UC Irvine is selective in its choice of students, however, because the program is small. Just 15 out of 100 medical students are allowed to enroll in the MD/MBA Program every year. The dual academic degree is organized so that students complete all of the requirements for their MD and MBA degrees within five years. This means that the program usually encompasses 75 students pursuing their MD/MBA.

In addition to taking core medicine and business courses, UC Irvine MD/MBA students can also take electives such as healthcare entrepreneurship: From Physician to CEO, and U.S. Health Policy. They can also work on financial projects at the medical center.

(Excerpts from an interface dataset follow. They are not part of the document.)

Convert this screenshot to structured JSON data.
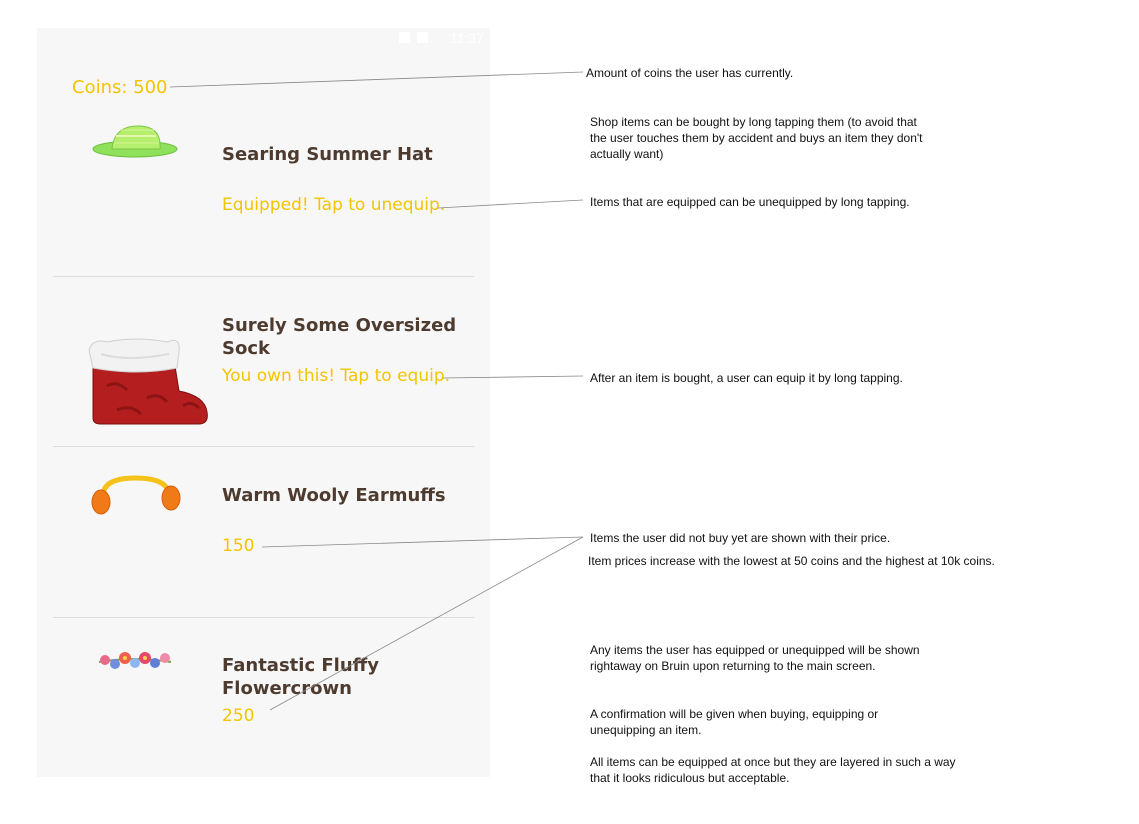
{
  "status_bar": {
    "time": "11:37"
  },
  "coins_label": "Coins: 500",
  "items": [
    {
      "name": "Searing Summer Hat",
      "status": "Equipped! Tap to unequip."
    },
    {
      "name": "Surely Some Oversized Sock",
      "status": "You own this! Tap to equip."
    },
    {
      "name": "Warm Wooly Earmuffs",
      "status": "150"
    },
    {
      "name": "Fantastic Fluffy Flowercrown",
      "status": "250"
    }
  ],
  "annotations": {
    "coins": "Amount of coins the user has currently.",
    "long_tap": "Shop items can be bought by long tapping them (to avoid that the user touches them by accident and buys an item they don't actually want)",
    "unequip": "Items that are equipped can be unequipped by long tapping.",
    "equip": "After an item is bought, a user can equip it by long tapping.",
    "price": "Items the user did not buy yet are shown with their price.",
    "price_range": "Item prices increase with the lowest at 50 coins and the highest at 10k coins.",
    "bruin": "Any items the user has equipped or unequipped will be shown rightaway on Bruin upon returning to the main screen.",
    "confirmation": "A confirmation will be given when buying, equipping or unequipping an item.",
    "layering": "All items can be equipped at once but they are layered in such a way that it looks ridiculous but acceptable."
  },
  "colors": {
    "accent": "#f3c400",
    "item_name": "#4e3b2f",
    "background": "#f7f7f7"
  }
}
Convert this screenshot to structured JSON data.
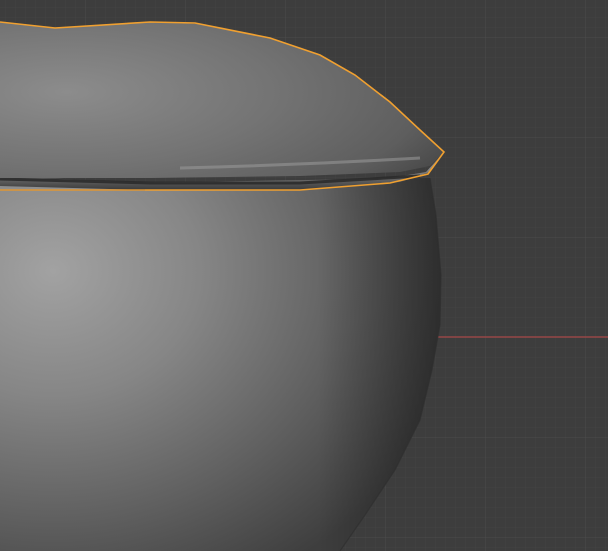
{
  "viewport": {
    "background_color": "#3d3d3d",
    "grid_minor_color": "#434343",
    "grid_major_color": "#4a4a4a",
    "x_axis_color": "#a84848",
    "selection_outline_color": "#f0a030",
    "mesh_light_color": "#a8a8a8",
    "mesh_mid_color": "#6a6a6a",
    "mesh_dark_color": "#3a3a3a"
  },
  "scene": {
    "objects": [
      {
        "name": "lid",
        "selected": true
      },
      {
        "name": "bowl",
        "selected": false
      }
    ]
  }
}
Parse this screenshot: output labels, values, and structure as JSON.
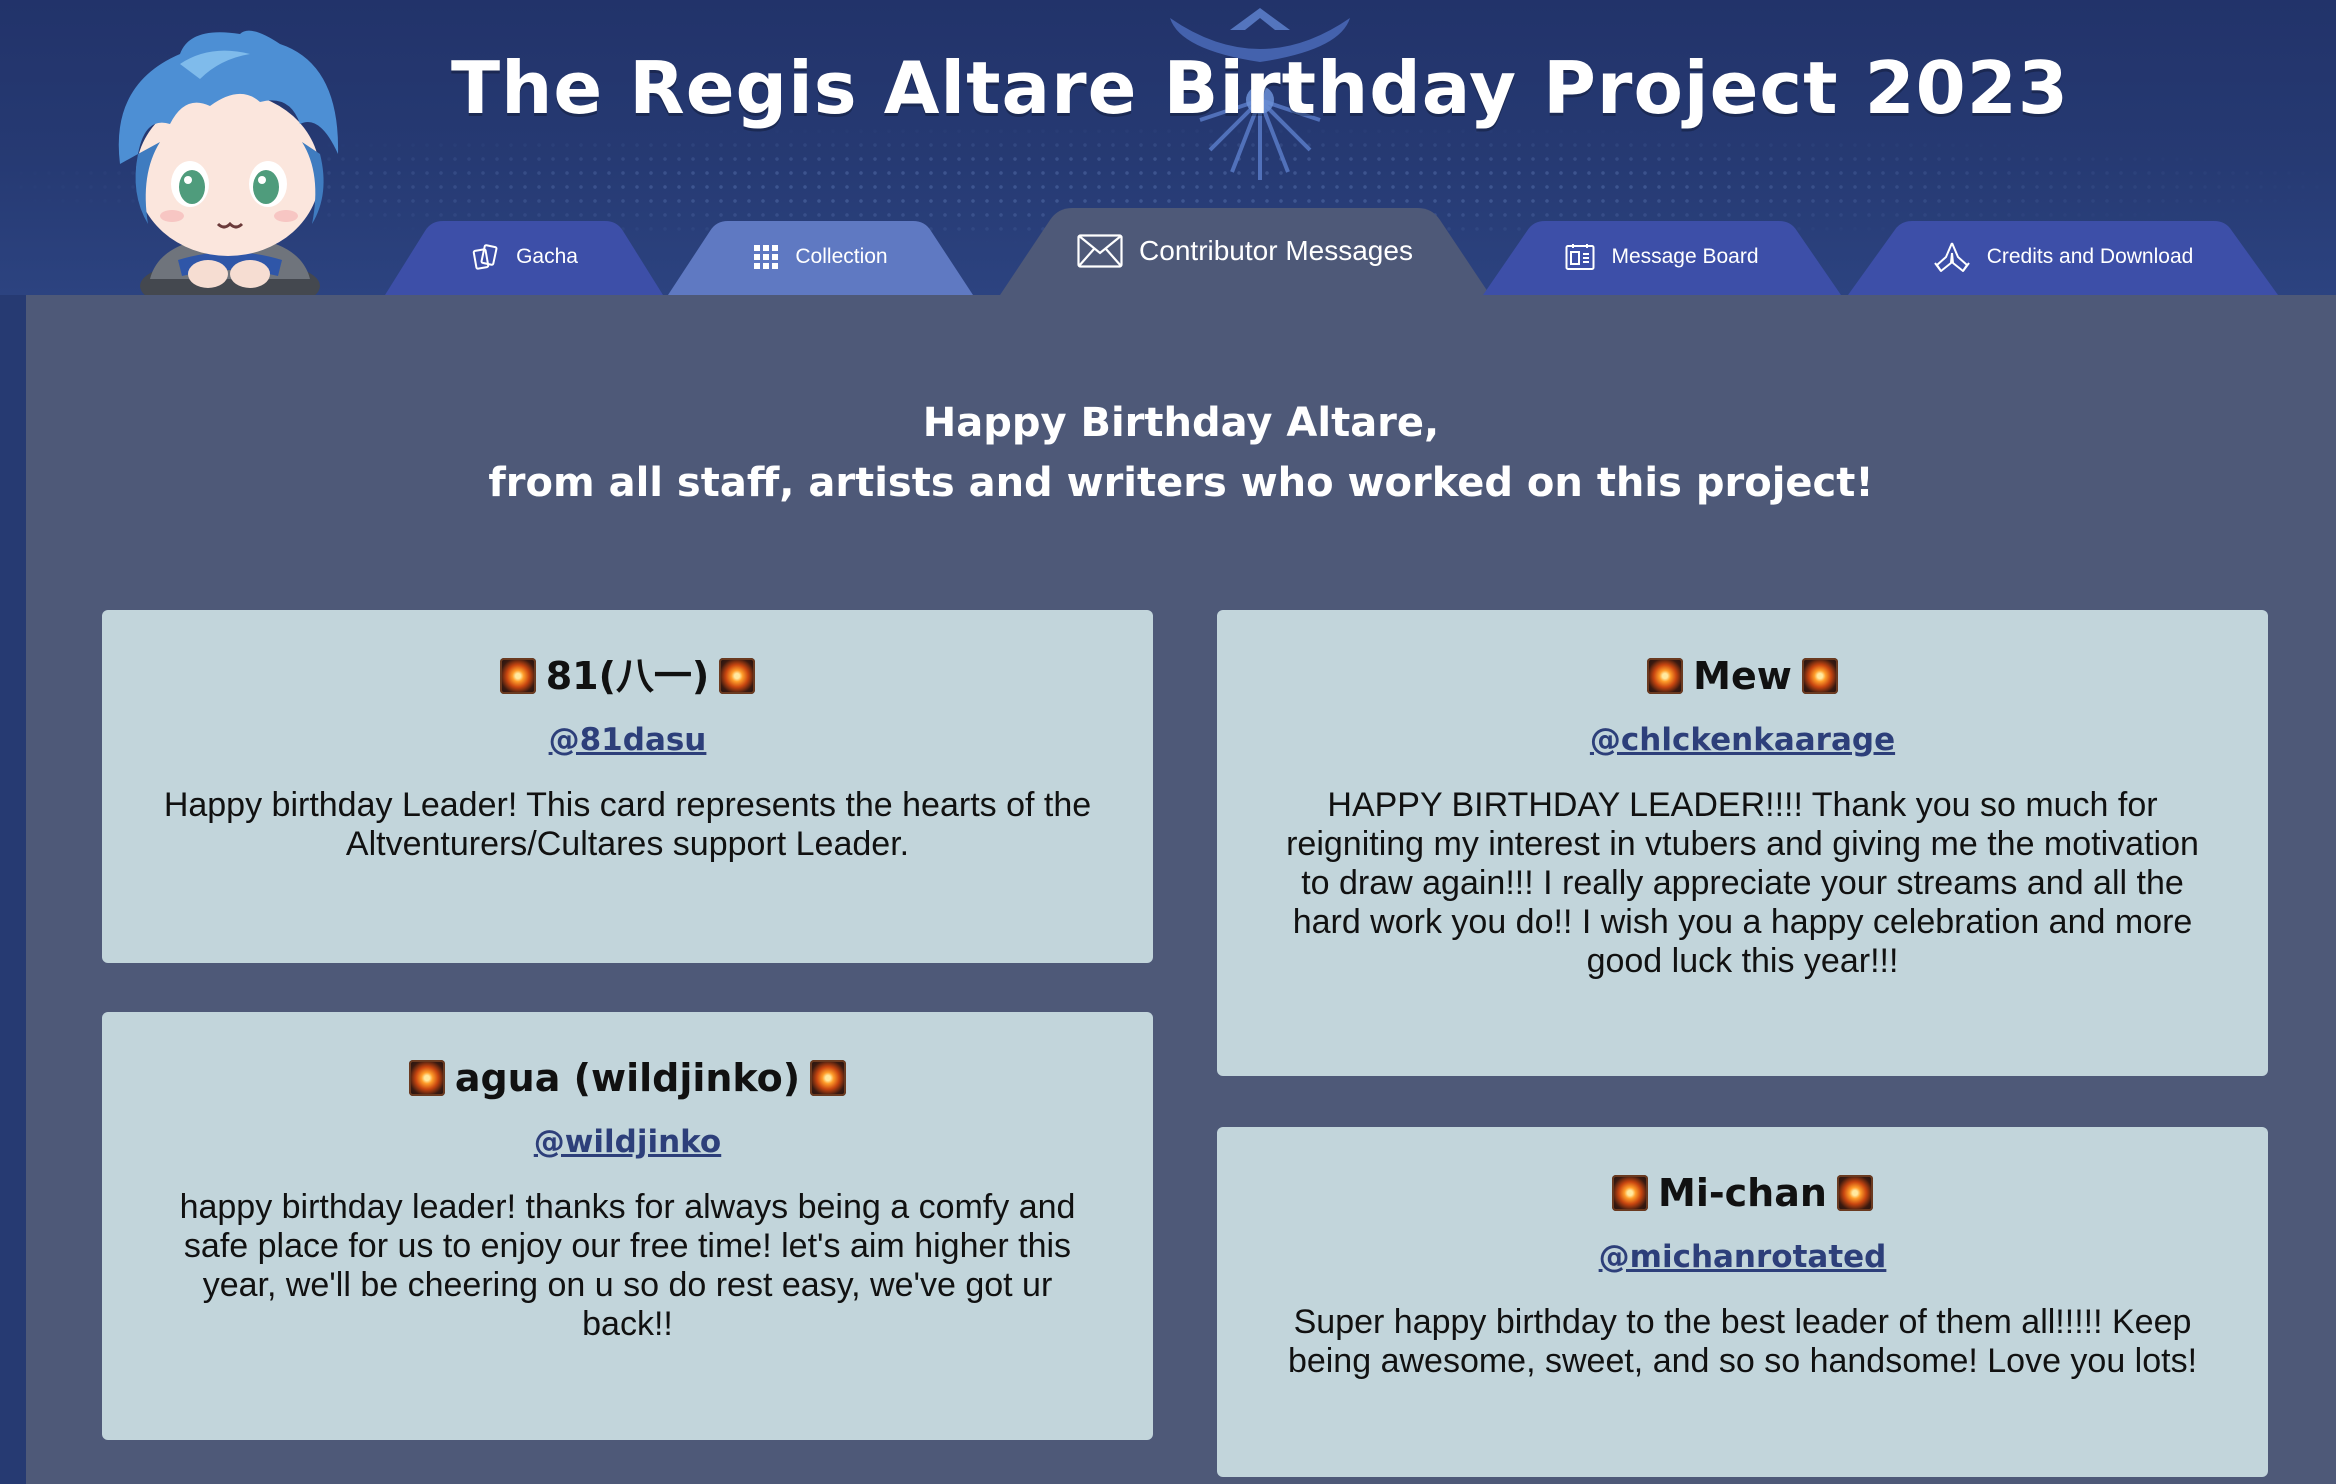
{
  "header": {
    "title": "The Regis Altare Birthday Project 2023"
  },
  "nav": {
    "tabs": [
      {
        "label": "Gacha",
        "icon": "cards-icon"
      },
      {
        "label": "Collection",
        "icon": "grid-icon"
      },
      {
        "label": "Contributor Messages",
        "icon": "envelope-icon",
        "active": true
      },
      {
        "label": "Message Board",
        "icon": "board-icon"
      },
      {
        "label": "Credits and Download",
        "icon": "praying-hands-icon"
      }
    ],
    "colors": {
      "tab": "#3d4fa8",
      "tab_light": "#5f79c2",
      "active_tab": "#4e5978"
    }
  },
  "intro": {
    "line1": "Happy Birthday Altare,",
    "line2": "from all staff, artists and writers who worked on this project!"
  },
  "messages": [
    {
      "name": "81(八一)",
      "handle": "@81dasu",
      "text": "Happy birthday Leader! This card represents the hearts of the Altventurers/Cultares support Leader."
    },
    {
      "name": "Mew",
      "handle": "@chlckenkaarage",
      "text": "HAPPY BIRTHDAY LEADER!!!! Thank you so much for reigniting my interest in vtubers and giving me the motivation to draw again!!! I really appreciate your streams and all the hard work you do!! I wish you a happy celebration and more good luck this year!!!"
    },
    {
      "name": "agua (wildjinko)",
      "handle": "@wildjinko",
      "text": "happy birthday leader! thanks for always being a comfy and safe place for us to enjoy our free time! let's aim higher this year, we'll be cheering on u so do rest easy, we've got ur back!!"
    },
    {
      "name": "Mi-chan",
      "handle": "@michanrotated",
      "text": "Super happy birthday to the best leader of them all!!!!! Keep being awesome, sweet, and so so handsome! Love you lots!"
    }
  ],
  "theme": {
    "background": "#263a72",
    "panel": "#4e5978",
    "card": "#c2d5db",
    "link": "#2d3f7a"
  }
}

The idea behind the program is to equip graduates to be able to address pertinent issues, such as healthcare policy, the national healthcare budget, Medicare and Medicaid, and managed care ethics and cost. Students might also learn about business start-ups, cutting-edge biomedical research, team building and effective management, and how information technology comes into play with healthcare.

One of the nation's largest health benefits companies, WellPoint, has a management education program in place just for MD/MBAs, Chandler said. For a year, MD/MBAs work in different company departments and, if they're a good fit, can be selected to become one of the WellPoint medical directors who work nationwide.

MD/MBA graduates can also use their new skills to manage their practices more efficiently and to stay profitable, or even expand their services to include more patients. In Michigan, MD/MBAs were able to make an operation solvent while maintaining the resources — including emergency helicopters — necessary to function adequately.

From MD/MBA programs to political activism

Jennifer Way, a Newport Beach, Calif., native, earned a bachelor's degree in psychobiology at the University of California, Los Angeles. She then worked at the emergency department of Cedars-Sinai Hospital in Los Angeles and at a physical therapy startup. There, she was introduced to various aspects of business operations, which led her to pursue an MD/MBA degree at UC Irvine.

"Getting an MBA is going to allow me to have some say in the changing of the healthcare system," Way said.

Way has completed three and a half years of medical school and has been taking business classes for the past two months. After completing core course work, she will take elective courses such as U.S. Health Policy next quarter. She is also considering presenting a healthcare project — she's interested in medical devices — in a business school competition.

When she graduates in 2013, Way plans to do her residency in internal medicine. After that, she's interested in becoming involved in hospital administration and nonprofit work. She also said that she would like to try and help people gain better access to medical care.

The future of MD/MBA programs

MD/MBA programs could become more widespread in the future. For example, although the Olin Business School at Washington University in St. Louis does not currently offer a dual degree, it does provide students the option of pursuing a concentration and several electives focused on business and healthcare. The concentration, called The Business of healthcare, features electives such as The Basics of Bio-Entrepreneurship; healthcare Economics, Policy and Operations; and health care Management.

"We're very interested in getting (an MD/MBA program)," said Joseph P. Fox, Olin's associate dean and director of MBA programs. "It's more than likely just a matter of time."

With the combined education offered through MD/MBA programs and the selectivity involved in student admission, Fox's words could one day be true -- at Olin and many other schools.